I thought there were better picks the Pistons could have made in this year’s draft.
If they were looking for a role player, Justin Jackson - a guy with more length and roughly the same amount of shooting - would have been my pick. If the Pistons were trying to swing for the fences and get a future star, I would have looked at the explosive, position-less Donovan Mitchell, or prep-to-pro player Terrance Ferguson, who had one of the crazier pre-draft workout highlight videos you’ll ever see.
After Luke Kennard was drafted, I came around on him, as you do for the players your team drafts. Then, I started digging into his college stats, and asking myself what kind of player he could be in Detroit.
Below, we’ve got college numbers for two players, Player A (top) and Player B (bottom). Player A is Luke Kennard (easy enough guess, this IS his player preview, after all). Who’s the other guy?
We’ll get there, I promise. Let’s walk around a bit.
Originally, this preview was going to be about how Luke Kennard seems like a good player who won’t be ready his rookie season, about how if plays, one of the three “I’s” has gone wrong (injury, ineffectiveness, instability), about how bad rookies are defensively and how much that always matters to Stan Van Gundy. I was debating re-using my line from Henry Ellenson’s preview last year about learning the fastest route from Grand Rapids to Detroit.
Then, Kennard showed up to training camp unaware that he wasn’t supposed to be ready to go. Stan had (for him) a glowing review of his first couple days of training camp:
“Luke has a calm about him ... On a night that was chaotic and sloppy, Luke slows down, looks at what’s going on and makes good, solid decisions.”
-Stan Van Gundy
Then, he went out and played relatively well in the preseason (4-8 for 10 points against Charlotte, 4-10 for 11 points against Atlanta). He didn’t appear lost, as so many rookies do when they step onto an NBA court for the first time.
So now, I’m going to take a page out of his book and slow down. I’m going to talk about Luke like he has a chance to make the rotation. Like he won’t be in Grand Rapids all winter. Like he can be the guy fans, pundits, and even some members of the front office think we could have drafted a while ago.
Like he could be Player B - Devin Booker.
I’ve long maintained that Booker wouldn’t have nearly the NBA shine he has now if he had been drafted by Detroit. He would have been behind Jodie Meeks (for a time, anyway) and then, his lack of interest in the defensive end of the floor would have spelled doom for his playing time. There’s no way he would have scored 70 points in a game, or averaged 22 points a game for a season, or been top-15 in ESPN’s under-25 rankings.
He would have been in the role Kennard finds himself in now: Make open shots. Make the right pass at the right time. Defend purposefully, even if you don’t defend proficiently.

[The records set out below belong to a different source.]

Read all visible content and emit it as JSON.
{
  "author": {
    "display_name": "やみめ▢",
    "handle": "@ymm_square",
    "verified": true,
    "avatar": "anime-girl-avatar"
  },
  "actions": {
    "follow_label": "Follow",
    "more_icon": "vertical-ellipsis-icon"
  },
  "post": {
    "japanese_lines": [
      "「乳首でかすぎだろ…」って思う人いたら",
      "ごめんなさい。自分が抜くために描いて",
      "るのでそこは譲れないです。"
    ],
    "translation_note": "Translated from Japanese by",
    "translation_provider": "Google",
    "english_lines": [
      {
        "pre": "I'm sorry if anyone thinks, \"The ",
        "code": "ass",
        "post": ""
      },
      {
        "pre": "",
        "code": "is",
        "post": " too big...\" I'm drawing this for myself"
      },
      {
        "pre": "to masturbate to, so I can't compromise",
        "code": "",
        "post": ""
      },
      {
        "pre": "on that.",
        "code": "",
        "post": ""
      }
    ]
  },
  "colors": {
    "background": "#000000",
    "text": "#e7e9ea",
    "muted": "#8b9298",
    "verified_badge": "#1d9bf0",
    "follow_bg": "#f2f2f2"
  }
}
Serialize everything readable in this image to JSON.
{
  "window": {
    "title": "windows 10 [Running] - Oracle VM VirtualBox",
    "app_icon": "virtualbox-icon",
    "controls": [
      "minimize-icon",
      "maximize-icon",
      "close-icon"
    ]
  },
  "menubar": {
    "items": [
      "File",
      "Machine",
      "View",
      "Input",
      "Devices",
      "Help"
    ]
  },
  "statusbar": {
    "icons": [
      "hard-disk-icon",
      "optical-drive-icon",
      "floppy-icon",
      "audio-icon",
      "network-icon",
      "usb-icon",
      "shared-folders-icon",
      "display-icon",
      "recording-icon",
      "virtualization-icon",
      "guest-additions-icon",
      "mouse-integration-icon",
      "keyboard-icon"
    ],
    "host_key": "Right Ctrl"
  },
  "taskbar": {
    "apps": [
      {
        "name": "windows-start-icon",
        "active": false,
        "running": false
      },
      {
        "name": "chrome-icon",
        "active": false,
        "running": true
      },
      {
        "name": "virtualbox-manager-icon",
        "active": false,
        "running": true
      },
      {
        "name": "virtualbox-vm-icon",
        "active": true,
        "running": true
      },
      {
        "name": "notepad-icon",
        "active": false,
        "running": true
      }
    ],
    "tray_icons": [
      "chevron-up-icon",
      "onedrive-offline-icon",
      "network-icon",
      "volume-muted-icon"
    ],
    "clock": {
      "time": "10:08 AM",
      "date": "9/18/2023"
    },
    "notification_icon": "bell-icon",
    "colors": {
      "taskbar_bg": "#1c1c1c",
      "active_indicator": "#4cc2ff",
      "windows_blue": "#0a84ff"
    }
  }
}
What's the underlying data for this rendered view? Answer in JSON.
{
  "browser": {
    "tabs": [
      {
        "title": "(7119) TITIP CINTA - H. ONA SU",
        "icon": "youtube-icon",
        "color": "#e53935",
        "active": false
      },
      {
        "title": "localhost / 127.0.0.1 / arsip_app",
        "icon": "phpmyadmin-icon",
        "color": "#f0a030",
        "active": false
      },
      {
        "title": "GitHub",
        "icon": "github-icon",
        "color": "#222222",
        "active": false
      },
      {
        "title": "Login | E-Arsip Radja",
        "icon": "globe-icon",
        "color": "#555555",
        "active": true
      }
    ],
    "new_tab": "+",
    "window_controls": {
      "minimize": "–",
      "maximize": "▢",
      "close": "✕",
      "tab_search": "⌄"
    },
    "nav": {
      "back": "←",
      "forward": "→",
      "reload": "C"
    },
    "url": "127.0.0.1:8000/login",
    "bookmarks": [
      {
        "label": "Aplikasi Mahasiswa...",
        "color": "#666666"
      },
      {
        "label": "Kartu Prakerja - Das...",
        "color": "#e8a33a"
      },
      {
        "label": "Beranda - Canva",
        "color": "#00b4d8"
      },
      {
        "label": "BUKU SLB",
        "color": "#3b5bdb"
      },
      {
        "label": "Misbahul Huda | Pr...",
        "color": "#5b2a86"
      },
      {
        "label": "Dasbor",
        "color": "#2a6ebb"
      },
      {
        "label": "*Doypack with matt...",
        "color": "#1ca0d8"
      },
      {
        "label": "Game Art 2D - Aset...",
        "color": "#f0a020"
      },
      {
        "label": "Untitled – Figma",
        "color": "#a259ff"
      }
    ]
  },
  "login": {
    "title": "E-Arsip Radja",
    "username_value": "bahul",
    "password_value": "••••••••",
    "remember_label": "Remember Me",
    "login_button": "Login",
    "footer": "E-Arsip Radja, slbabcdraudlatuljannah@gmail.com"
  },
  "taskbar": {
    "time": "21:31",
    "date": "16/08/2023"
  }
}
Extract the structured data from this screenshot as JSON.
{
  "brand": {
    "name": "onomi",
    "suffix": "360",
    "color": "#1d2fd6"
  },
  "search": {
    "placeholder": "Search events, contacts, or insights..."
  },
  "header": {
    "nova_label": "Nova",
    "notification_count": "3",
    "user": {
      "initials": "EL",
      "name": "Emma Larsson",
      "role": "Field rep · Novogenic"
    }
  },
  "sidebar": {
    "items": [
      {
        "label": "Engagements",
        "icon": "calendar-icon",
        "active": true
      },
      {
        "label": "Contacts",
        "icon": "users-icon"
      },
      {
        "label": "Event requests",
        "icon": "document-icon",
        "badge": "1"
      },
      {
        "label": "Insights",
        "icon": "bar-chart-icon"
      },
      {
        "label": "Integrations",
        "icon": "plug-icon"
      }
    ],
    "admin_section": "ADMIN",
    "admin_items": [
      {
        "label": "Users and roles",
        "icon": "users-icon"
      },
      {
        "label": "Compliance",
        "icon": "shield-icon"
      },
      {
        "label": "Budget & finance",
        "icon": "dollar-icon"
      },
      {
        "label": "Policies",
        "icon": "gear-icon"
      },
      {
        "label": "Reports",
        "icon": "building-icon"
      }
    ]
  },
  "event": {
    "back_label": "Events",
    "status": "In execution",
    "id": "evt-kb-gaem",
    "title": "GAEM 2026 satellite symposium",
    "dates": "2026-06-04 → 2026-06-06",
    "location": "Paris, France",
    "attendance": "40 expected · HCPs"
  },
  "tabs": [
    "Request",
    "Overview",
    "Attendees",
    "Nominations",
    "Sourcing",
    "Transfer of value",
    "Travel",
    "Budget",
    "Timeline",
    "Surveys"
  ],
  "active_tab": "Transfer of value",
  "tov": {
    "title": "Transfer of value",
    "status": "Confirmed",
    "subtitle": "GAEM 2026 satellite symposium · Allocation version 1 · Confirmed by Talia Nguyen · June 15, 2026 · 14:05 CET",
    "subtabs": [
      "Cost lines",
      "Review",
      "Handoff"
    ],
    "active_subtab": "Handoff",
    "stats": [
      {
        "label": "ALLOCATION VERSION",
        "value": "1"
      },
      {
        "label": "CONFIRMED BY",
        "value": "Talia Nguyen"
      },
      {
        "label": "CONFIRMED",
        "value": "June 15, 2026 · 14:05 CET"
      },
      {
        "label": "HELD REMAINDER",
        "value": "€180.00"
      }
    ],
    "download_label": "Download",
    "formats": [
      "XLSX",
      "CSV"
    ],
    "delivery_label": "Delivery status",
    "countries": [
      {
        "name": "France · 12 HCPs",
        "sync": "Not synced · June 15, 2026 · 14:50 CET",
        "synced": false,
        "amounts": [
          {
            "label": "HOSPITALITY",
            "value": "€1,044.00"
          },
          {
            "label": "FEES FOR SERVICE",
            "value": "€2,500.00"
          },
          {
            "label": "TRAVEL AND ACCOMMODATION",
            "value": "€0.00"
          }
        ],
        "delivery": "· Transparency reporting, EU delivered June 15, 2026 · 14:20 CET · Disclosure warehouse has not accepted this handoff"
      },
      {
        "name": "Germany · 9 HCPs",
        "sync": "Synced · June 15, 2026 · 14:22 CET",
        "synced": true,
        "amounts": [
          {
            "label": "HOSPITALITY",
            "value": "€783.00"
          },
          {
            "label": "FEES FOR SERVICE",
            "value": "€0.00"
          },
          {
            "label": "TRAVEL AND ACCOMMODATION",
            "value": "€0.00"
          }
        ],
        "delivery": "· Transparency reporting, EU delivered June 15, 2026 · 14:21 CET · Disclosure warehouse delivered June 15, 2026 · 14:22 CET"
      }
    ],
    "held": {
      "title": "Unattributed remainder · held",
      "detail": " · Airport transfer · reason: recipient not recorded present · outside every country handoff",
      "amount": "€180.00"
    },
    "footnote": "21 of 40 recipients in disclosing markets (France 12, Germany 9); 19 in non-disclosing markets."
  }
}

How the Pistons handle Kennard will be an interesting look into how Door No. 2 would have gone in the 2015 Draft.
All that is to say, there’s no reason Luke Kennard can’t be the starting shooting guard for this team, in time. There’s no reason he can’t be an effective piece on an up-and-coming team. There’s no reason he can’t be on a top-25 under 25 list.
It’s just a matter of the coaching staff getting him there.
The easy way for Kennard to see time this year is if Reggie Jackson’s health is in question, and Langston Galloway is pushed into a full-time role as the backup point guard. Kennard appears to have already eclipsed Reggie Bullock in the rotation, and so he’d become the backup shooting guard.
There’s also the possibility the coaching staff tries to work him into some three-guard lineups as the nominal small forward. At 6’6, there’s a chance he can guard smaller, weaker small forwards. Even so, those lineups would need to cover him defensively - a lineup of Galloway, Avery Bradley, Kennard, Stanley Johnson, and a center, for example, could work.
From there, all Kennard would have to do is keep doing what he’s been doing in training camp and Summer League - not trying to do too much, keeping the offense moving, defending decently. We’ve covered a lot of what Luke has to offer on the offensive side of the court at DBB.
We’ve also covered what he has to do defensively, and a lot of that boils down to “not be horrendous.” His effort was good in Summer League and Stan Van Gundy has praised his effort on that end in training camp, but rookie guards are rarely a plus defensively, and rookie guards who don’t have the physical measurables to match up with their professional counterparts are even less so. Luke won’t earn his initial minutes on the defensive end, but that will determine how much he plays as the season goes along.
6 points, 1 rebound, 1.5 assists, and .6 steals per game, plays ~50 games and averages 8 minutes a game